Provided records below:

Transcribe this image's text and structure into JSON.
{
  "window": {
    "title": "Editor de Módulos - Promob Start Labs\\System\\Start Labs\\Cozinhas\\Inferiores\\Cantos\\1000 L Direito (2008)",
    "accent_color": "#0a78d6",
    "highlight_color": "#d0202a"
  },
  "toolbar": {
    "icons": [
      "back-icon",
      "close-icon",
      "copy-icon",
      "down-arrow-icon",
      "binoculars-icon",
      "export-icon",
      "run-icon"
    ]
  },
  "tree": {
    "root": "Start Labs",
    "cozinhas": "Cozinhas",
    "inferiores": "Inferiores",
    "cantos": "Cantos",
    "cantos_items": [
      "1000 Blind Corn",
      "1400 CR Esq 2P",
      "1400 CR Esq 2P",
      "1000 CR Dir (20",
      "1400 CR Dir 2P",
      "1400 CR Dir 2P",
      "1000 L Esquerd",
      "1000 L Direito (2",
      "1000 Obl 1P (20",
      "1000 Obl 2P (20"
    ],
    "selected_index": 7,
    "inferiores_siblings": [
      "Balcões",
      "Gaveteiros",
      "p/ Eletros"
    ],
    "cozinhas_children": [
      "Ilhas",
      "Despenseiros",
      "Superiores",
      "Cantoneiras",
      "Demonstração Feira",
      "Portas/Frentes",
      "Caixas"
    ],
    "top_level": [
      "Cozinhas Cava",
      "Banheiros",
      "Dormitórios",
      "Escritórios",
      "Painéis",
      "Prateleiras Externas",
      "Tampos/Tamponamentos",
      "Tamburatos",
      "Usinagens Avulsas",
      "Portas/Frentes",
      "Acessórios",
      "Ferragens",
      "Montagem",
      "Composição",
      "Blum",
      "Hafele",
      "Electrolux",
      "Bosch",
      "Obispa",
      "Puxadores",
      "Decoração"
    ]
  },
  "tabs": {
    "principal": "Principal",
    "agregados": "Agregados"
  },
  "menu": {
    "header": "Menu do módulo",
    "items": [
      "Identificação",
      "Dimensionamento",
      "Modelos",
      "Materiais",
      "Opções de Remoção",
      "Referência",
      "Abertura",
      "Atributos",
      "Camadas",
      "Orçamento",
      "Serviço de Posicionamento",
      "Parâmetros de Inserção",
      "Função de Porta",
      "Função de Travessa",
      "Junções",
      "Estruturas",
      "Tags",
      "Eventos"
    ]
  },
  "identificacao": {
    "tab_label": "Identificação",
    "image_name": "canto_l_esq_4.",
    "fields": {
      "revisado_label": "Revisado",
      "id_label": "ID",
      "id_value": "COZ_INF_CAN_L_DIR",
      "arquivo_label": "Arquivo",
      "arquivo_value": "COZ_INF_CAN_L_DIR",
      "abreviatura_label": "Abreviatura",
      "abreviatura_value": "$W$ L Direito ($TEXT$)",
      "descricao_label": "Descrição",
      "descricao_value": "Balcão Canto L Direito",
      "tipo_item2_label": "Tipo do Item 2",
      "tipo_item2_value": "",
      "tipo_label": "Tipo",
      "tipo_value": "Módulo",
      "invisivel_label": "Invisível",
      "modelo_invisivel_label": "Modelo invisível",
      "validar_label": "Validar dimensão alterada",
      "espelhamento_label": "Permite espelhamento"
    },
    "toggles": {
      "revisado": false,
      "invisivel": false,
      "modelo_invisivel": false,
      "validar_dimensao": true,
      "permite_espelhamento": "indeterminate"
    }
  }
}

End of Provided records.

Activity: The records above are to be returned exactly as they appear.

Answer space:
Transcribe this image's text and structure into JSON.
{
  "window": {
    "title": "Editor de Módulos - Promob Start Labs\\System\\Start Labs\\Cozinhas\\Inferiores\\Cantos\\1000 L Direito (2008)",
    "accent_color": "#0a78d6",
    "highlight_color": "#d0202a"
  },
  "toolbar": {
    "icons": [
      "back-icon",
      "close-icon",
      "copy-icon",
      "down-arrow-icon",
      "binoculars-icon",
      "export-icon",
      "run-icon"
    ]
  },
  "tree": {
    "root": "Start Labs",
    "cozinhas": "Cozinhas",
    "inferiores": "Inferiores",
    "cantos": "Cantos",
    "cantos_items": [
      "1000 Blind Corn",
      "1400 CR Esq 2P",
      "1400 CR Esq 2P",
      "1000 CR Dir (20",
      "1400 CR Dir 2P",
      "1400 CR Dir 2P",
      "1000 L Esquerd",
      "1000 L Direito (2",
      "1000 Obl 1P (20",
      "1000 Obl 2P (20"
    ],
    "selected_index": 7,
    "inferiores_siblings": [
      "Balcões",
      "Gaveteiros",
      "p/ Eletros"
    ],
    "cozinhas_children": [
      "Ilhas",
      "Despenseiros",
      "Superiores",
      "Cantoneiras",
      "Demonstração Feira",
      "Portas/Frentes",
      "Caixas"
    ],
    "top_level": [
      "Cozinhas Cava",
      "Banheiros",
      "Dormitórios",
      "Escritórios",
      "Painéis",
      "Prateleiras Externas",
      "Tampos/Tamponamentos",
      "Tamburatos",
      "Usinagens Avulsas",
      "Portas/Frentes",
      "Acessórios",
      "Ferragens",
      "Montagem",
      "Composição",
      "Blum",
      "Hafele",
      "Electrolux",
      "Bosch",
      "Obispa",
      "Puxadores",
      "Decoração"
    ]
  },
  "tabs": {
    "principal": "Principal",
    "agregados": "Agregados"
  },
  "menu": {
    "header": "Menu do módulo",
    "items": [
      "Identificação",
      "Dimensionamento",
      "Modelos",
      "Materiais",
      "Opções de Remoção",
      "Referência",
      "Abertura",
      "Atributos",
      "Camadas",
      "Orçamento",
      "Serviço de Posicionamento",
      "Parâmetros de Inserção",
      "Função de Porta",
      "Função de Travessa",
      "Junções",
      "Estruturas",
      "Tags",
      "Eventos"
    ]
  },
  "identificacao": {
    "tab_label": "Identificação",
    "image_name": "canto_l_esq_4.",
    "fields": {
      "revisado_label": "Revisado",
      "id_label": "ID",
      "id_value": "COZ_INF_CAN_L_DIR",
      "arquivo_label": "Arquivo",
      "arquivo_value": "COZ_INF_CAN_L_DIR",
      "abreviatura_label": "Abreviatura",
      "abreviatura_value": "$W$ L Direito ($TEXT$)",
      "descricao_label": "Descrição",
      "descricao_value": "Balcão Canto L Direito",
      "tipo_item2_label": "Tipo do Item 2",
      "tipo_item2_value": "",
      "tipo_label": "Tipo",
      "tipo_value": "Módulo",
      "invisivel_label": "Invisível",
      "modelo_invisivel_label": "Modelo invisível",
      "validar_label": "Validar dimensão alterada",
      "espelhamento_label": "Permite espelhamento"
    },
    "toggles": {
      "revisado": false,
      "invisivel": false,
      "modelo_invisivel": false,
      "validar_dimensao": true,
      "permite_espelhamento": "indeterminate"
    }
  }
}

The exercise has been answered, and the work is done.